The best element of this organization is their open information fields and cooperation online forum's which enable conservationists to seek help or recommendations on upcoming innovation and how to apply them to the environment and wildlife.
They have actually developed an engaging neighborhood which, so far, has actually checked, recommended and collaborated on numerous conservation tasks.
This is a fantastic principle and we want to see Wildlabs grow and link much more companies and people to develop technological services to conservation in the coming years!
Produced a couple of years ago by Alex Dehgan this company's mission is to support research study and development into innovation to help conservation.
Dehgan says, "Unless we essentially change the design, the tools and the individuals working on conserving biodiversity, the diagnosis is not great."
Among the nonprofit's key techniques is setting up prizes to tempt in fresh talent and ideas. So far, it has actually launched six competitions for tools to, to name a few things, restrict the spread of transmittable illness, the sell items made from threatened types and the decrease of reef. The first industrial product to be spun out of the start-up-- a portable DNA scanner-- is slated for release by the end of the year.

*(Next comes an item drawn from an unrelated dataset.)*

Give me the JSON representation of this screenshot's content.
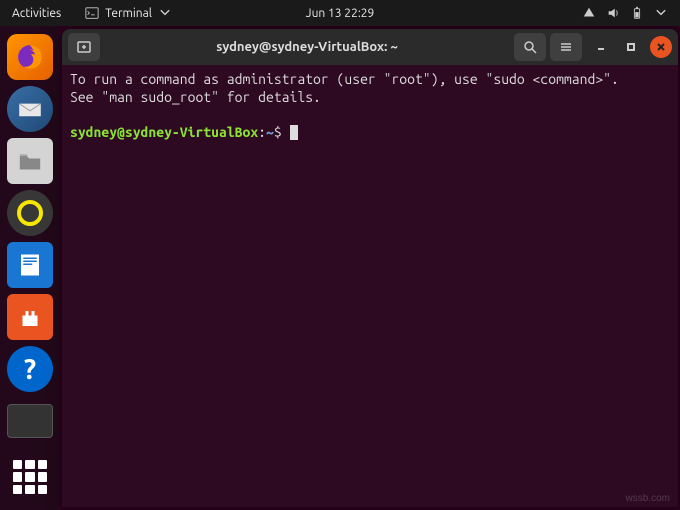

Dehgan hopes that the organization's prizes and other initiatives will bring ingenious options to preservation's inmost issues. Numerous people have already been enticed in through challenges and engineering programs such as Make for the Planet-- a multi-day, in-person occasion-- and an online tech cooperation platform called Digital Makerspace, which matches conservationists with technical skill.
One development that has actually come out of Conservation X Labs is ChimpFace, facial-recognition software designed to combat chimpanzee trafficking that happens through sales online. A conservationist created the concept, Dehgan describes, however she didn't have the technical knowledge required to accomplish her vision. Digital Makerspace assisted her to form a group to establish the innovation, which uses algorithms that have been trained on thousands of photos provided by the Jane Goodall Institute. ChimpFace can determine whether a chimp for sale has actually been taken unlawfully from the wild, due to the fact that those animals have actually been cataloged.
Dehgan states that fresh methods are needed because the field has actually been sluggish to alter and is having a hard time to find solutions to huge concerns. One problem is that the field is african wildlife conservation fund "filled with conservationists", he says. Dehgan asserts that excessive human behaviour and development are neglected of preservation.
As it seeks to refashion the field, Conservation X Labs is dealing with some challenges. Structures discover it difficult to support the group's atypical objective as a non-profit conservation-- tech effort, Dehgan says. The company should complete with big tech firms to hire engineers to develop gadgets. And collaborating with conventional conservation companies brings issues, too. Frequently, he says, the missions do not line up: numerous are focused on creating protects rather of on particular human elements that might be driving extinction, such as the economics of animal trafficking.
Still, Dehgan sees adequate chance to make progress. "Humans have triggered these issues," he says. "And we have the ability to fix them." www.conservationxlabs.com